James Ewing Butler University
Faculty Sponsor(s): Kyle Furlane Butler UniversityIn this paper, I will take up the existentialist philosophic tradition, specifically the work of Jean-Paul Sartre, to further explore the personal and social implications of social media use. I will examine two recent contributions to the subject, one from Michael Lopato and another from Joseph Jose, who discuss social media and Sartrean love. Lopato examines Sartre’s idea of the Look through social media, concluding that social media cannot facilitate loving relationships. Jose, while he superficially agrees with this conclusion, argues that love is not possible for Sartre in the first place, thus rendering Lopato’s argument severely misguided and redundant. I approach the question of love from a different perspective, namely Sartre’s concept of “bad faith.” From this point of view, I maintain that it is possible to use social media in good faith, or authentically, depending on a combination of what I call the user’s being-orientation and time-spent. With this conclusion in mind, and perhaps a more generous interpretation of Sartre’s conception of love, one can begin to rethink the possibility of love through social media use.

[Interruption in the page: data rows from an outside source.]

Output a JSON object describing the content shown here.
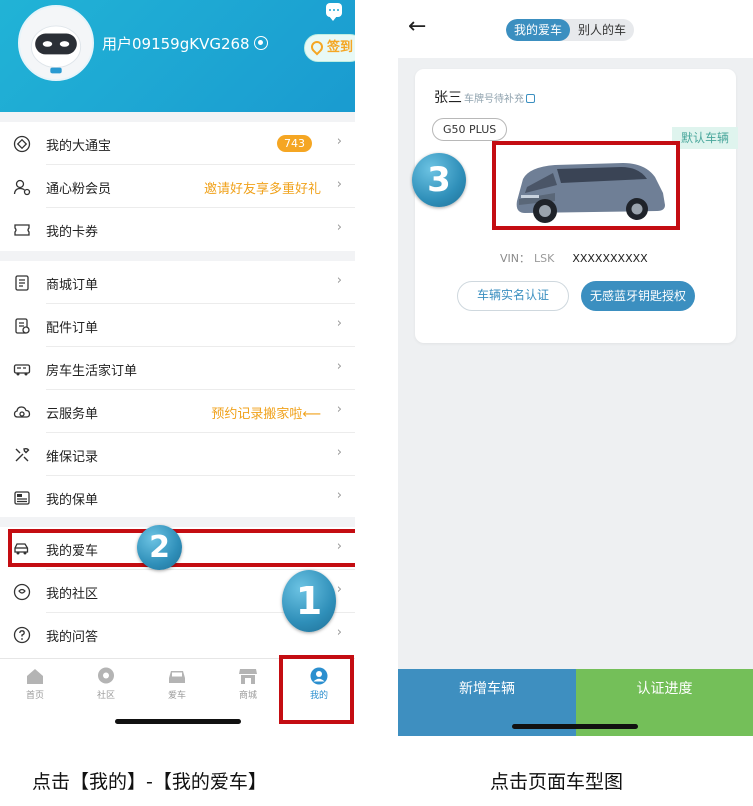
{
  "left_screen": {
    "username": "用户09159gKVG268",
    "checkin_label": "签到",
    "menu_groups": [
      [
        {
          "label": "我的大通宝",
          "icon": "diamond-icon",
          "badge": "743",
          "note": ""
        },
        {
          "label": "通心粉会员",
          "icon": "member-icon",
          "badge": "",
          "note": "邀请好友享多重好礼"
        },
        {
          "label": "我的卡券",
          "icon": "coupon-icon",
          "badge": "",
          "note": ""
        }
      ],
      [
        {
          "label": "商城订单",
          "icon": "order-list-icon",
          "badge": "",
          "note": ""
        },
        {
          "label": "配件订单",
          "icon": "parts-order-icon",
          "badge": "",
          "note": ""
        },
        {
          "label": "房车生活家订单",
          "icon": "rv-icon",
          "badge": "",
          "note": ""
        },
        {
          "label": "云服务单",
          "icon": "cloud-service-icon",
          "badge": "",
          "note": "预约记录搬家啦⟵"
        },
        {
          "label": "维保记录",
          "icon": "wrench-icon",
          "badge": "",
          "note": ""
        },
        {
          "label": "我的保单",
          "icon": "policy-icon",
          "badge": "",
          "note": ""
        }
      ],
      [
        {
          "label": "我的爱车",
          "icon": "car-icon",
          "badge": "",
          "note": ""
        },
        {
          "label": "我的社区",
          "icon": "community-icon",
          "badge": "",
          "note": ""
        },
        {
          "label": "我的问答",
          "icon": "question-icon",
          "badge": "",
          "note": ""
        }
      ]
    ],
    "tabbar": [
      {
        "label": "首页",
        "icon": "home-icon",
        "active": false
      },
      {
        "label": "社区",
        "icon": "chat-bubble-icon",
        "active": false
      },
      {
        "label": "爱车",
        "icon": "car-front-icon",
        "active": false
      },
      {
        "label": "商城",
        "icon": "store-icon",
        "active": false
      },
      {
        "label": "我的",
        "icon": "profile-icon",
        "active": true
      }
    ]
  },
  "right_screen": {
    "segment": [
      "我的爱车",
      "别人的车"
    ],
    "owner_name": "张三",
    "plate_hint": "车牌号待补充",
    "model": "G50 PLUS",
    "default_tag": "默认车辆",
    "vin_label": "VIN：",
    "vin_prefix": "LSK",
    "vin_value": "XXXXXXXXXX",
    "verify_button": "车辆实名认证",
    "bluetooth_button": "无感蓝牙钥匙授权",
    "add_vehicle_button": "新增车辆",
    "verify_progress_button": "认证进度"
  },
  "annotations": {
    "step_badges": [
      "1",
      "2",
      "3"
    ],
    "highlight_color": "#c40d12"
  },
  "captions": {
    "left": "点击【我的】-【我的爱车】",
    "right": "点击页面车型图"
  },
  "colors": {
    "header_blue": "#1fa8d4",
    "primary_blue": "#3b8fc0",
    "orange": "#f5a623",
    "green": "#74bf59"
  }
}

Competitive Paper--All Disciplines (includes an Oral Presentation)
Competitive Paper (includes an Oral Presentation)
When & Where
Atherton Union Reilly Room